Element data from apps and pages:
◆ ◆ ◆ ◆

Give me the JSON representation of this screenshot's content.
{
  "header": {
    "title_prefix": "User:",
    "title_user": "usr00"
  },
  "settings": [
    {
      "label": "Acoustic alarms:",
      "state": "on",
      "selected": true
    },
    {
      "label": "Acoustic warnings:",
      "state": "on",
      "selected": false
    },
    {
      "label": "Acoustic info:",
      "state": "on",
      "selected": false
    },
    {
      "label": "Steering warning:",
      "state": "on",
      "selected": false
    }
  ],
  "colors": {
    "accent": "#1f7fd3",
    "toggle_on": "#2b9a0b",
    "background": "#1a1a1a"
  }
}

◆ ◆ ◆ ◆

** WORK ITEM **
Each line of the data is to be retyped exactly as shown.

** RESPONSE TO THIS TASK **
Give me the JSON representation of this screenshot's content.
{
  "header": {
    "title_prefix": "User:",
    "title_user": "usr00"
  },
  "settings": [
    {
      "label": "Acoustic alarms:",
      "state": "on",
      "selected": true
    },
    {
      "label": "Acoustic warnings:",
      "state": "on",
      "selected": false
    },
    {
      "label": "Acoustic info:",
      "state": "on",
      "selected": false
    },
    {
      "label": "Steering warning:",
      "state": "on",
      "selected": false
    }
  ],
  "colors": {
    "accent": "#1f7fd3",
    "toggle_on": "#2b9a0b",
    "background": "#1a1a1a"
  }
}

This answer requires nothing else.